    Cole, R., Vishkin, U.: Deterministic coin tossing with applications to optimal parallel list ranking. Information and Control 70(1), 32–53 (1986)MathSciNetMATHCrossRefGoogle Scholar
  7. 7.
    Goldberg, A., Plotkin, S.: Efficient parallel algorithms for (Δ + 1) -coloring and maximal independent set problem. In: Proc. 19th ACM Symp. on Theory of Computing, pp. 315–324 (1987)Google Scholar
  8. 8.
    Fraigniaud, P., Korman, A., Peleg, D.: Local Distributed Decision. In: Proc. 52nd IEEE Symp. on Foundations of Computer Science, pp. 708–717 (2011)Google Scholar
  9. 9.
    Kuhn, F.: Weak graph colorings: distributed algorithms and applications. In: Proc. 21st ACM Symp. on Parallel Algorithms and Architectures, pp. 138–144 (2009)Google Scholar
  10. 10.
    Kuhn, F., Moscibroda, T., Wattenhofer, R.: The price of being near-sighted. In: Proc. 17th ACM-SIAM Symp. on Discrete Algorithms, pp. 980–989 (2006)Google Scholar
  11. 11.
    Kuhn, F., Moscibroda, T., Wattenhofer, R.: Local Computation: Lower and Upper Bounds (2010), http://arXiv.org/abs/1011.5470
  12. 12.
    Kuhn, F., Wattenhofer, R.: Constant-time distributed dominating set approximation.

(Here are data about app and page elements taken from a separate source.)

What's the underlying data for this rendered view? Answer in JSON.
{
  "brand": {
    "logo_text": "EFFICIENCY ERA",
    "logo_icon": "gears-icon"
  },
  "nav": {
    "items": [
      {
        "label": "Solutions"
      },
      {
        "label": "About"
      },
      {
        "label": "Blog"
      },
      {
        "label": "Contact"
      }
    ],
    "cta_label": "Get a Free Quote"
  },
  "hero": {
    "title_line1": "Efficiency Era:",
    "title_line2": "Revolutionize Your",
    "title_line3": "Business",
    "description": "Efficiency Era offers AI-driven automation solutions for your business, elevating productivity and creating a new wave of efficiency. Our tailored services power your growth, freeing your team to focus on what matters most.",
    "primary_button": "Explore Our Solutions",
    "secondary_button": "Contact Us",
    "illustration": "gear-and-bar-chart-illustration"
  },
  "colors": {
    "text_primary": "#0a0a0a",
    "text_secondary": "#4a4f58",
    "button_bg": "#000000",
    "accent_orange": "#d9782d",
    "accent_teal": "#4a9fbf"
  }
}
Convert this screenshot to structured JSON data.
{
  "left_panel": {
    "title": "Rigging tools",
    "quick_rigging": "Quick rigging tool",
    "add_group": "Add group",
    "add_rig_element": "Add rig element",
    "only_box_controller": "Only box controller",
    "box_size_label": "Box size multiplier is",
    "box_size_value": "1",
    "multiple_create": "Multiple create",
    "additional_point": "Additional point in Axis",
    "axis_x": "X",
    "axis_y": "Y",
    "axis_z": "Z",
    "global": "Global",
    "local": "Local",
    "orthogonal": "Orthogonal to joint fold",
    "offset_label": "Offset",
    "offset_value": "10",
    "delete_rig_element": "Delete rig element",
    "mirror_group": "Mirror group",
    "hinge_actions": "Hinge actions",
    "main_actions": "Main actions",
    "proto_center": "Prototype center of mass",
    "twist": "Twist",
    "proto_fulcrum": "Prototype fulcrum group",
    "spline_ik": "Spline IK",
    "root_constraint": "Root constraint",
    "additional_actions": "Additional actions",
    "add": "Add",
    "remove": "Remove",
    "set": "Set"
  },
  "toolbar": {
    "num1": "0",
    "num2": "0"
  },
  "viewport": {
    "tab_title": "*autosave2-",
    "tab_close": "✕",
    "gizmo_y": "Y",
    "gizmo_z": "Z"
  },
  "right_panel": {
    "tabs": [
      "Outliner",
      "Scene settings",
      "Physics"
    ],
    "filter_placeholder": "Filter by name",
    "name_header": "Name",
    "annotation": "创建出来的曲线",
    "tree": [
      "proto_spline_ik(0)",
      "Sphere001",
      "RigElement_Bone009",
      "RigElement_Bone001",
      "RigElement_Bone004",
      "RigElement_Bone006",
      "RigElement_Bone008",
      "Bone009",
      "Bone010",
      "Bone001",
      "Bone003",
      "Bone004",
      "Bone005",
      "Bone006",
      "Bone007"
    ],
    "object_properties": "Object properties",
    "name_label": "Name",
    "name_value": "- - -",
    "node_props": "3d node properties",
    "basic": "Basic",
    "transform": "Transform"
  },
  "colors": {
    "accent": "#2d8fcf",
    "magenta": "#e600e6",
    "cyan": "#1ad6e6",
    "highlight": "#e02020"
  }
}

In: 22nd ACM Symp. Principles of Distributed Computing, pp. 25–32 (2003)Google Scholar
  13. 13.
    Lenzen, C., Oswald, Y., Wattenhofer, R.: What Can Be Approximated Locally? Case Study: Dominating Sets in Planar Graphs. In: Proc. 20th ACM Symp. on Parallelism in Algorithms and Architectures, pp. 46–54 (2008); See also TIK report number 331, ETH Zurich (2010)Google Scholar
  14. 14.
    Linial, N.: Distributive Graph Algorithms-Global Solutions from Local Data. In: Proc. 28th IEEE Symp. on Foundations of Computer Science, pp. 331–335 (1987)Google Scholar
  15. 15.
    Linial, N., Saks, M.: Low diameter graph decompositions. Combinatorica 13(4), 441–454 (1993)MathSciNetMATHCrossRefGoogle Scholar
  16. 16.
    Naor, M., Stockmeyer, L.: What can be computed locally? In: Proc. 25th ACM Symp. on Theory of Computing, pp. 184–193 (1993)Google Scholar
  17. 17.
    Panconesi, A., Rizzi, R.: Some simple distributed algorithms for sparse networks. Distributed Computing 14(2), 97–100 (2001)CrossRefGoogle Scholar
  18. 18.
    Panconesi, A., Srinivasan, A.: On the complexity of distributed network decomposition. Journal of Algorithms 20(2), 581–592 (1995)MathSciNetGoogle Scholar
  19. 19.
    Schneider, J., Wattenhofer, R.: A New Technique For Distributed Symmetry Breaking. In: 29th ACM Symp. Principles of Distributed Computing, pp. 257–266 (2010)Google Scholar
  20. 20.
    Schneider, J., Wattenhofer, R.: Distributed Coloring Depending on the Chromatic Number or the Neighborhood Growth. In: Kosowski, A., Yamashita, M. (eds.) SIROCCO 2011. LNCS, vol. 6796, pp. 246–257. Springer, Heidelberg (2011)CrossRefGoogle Scholar
  21. 21.
    Zuckerman, D.: Linear Degree Extractors and the Inapproximability of Max Clique and Chromatic Number. Theory of Computing 3(1), 103–128 (2007)MathSciNetCrossRefGoogle Scholar

Copyright information

© Springer-Verlag Berlin Heidelberg 2012

Authors and Affiliations

  • Leonid Barenboim
    • 1
  1. 1.Department of Computer ScienceBen-Gurion University of the NegevBeer-ShevaIsrael

Personalised recommendations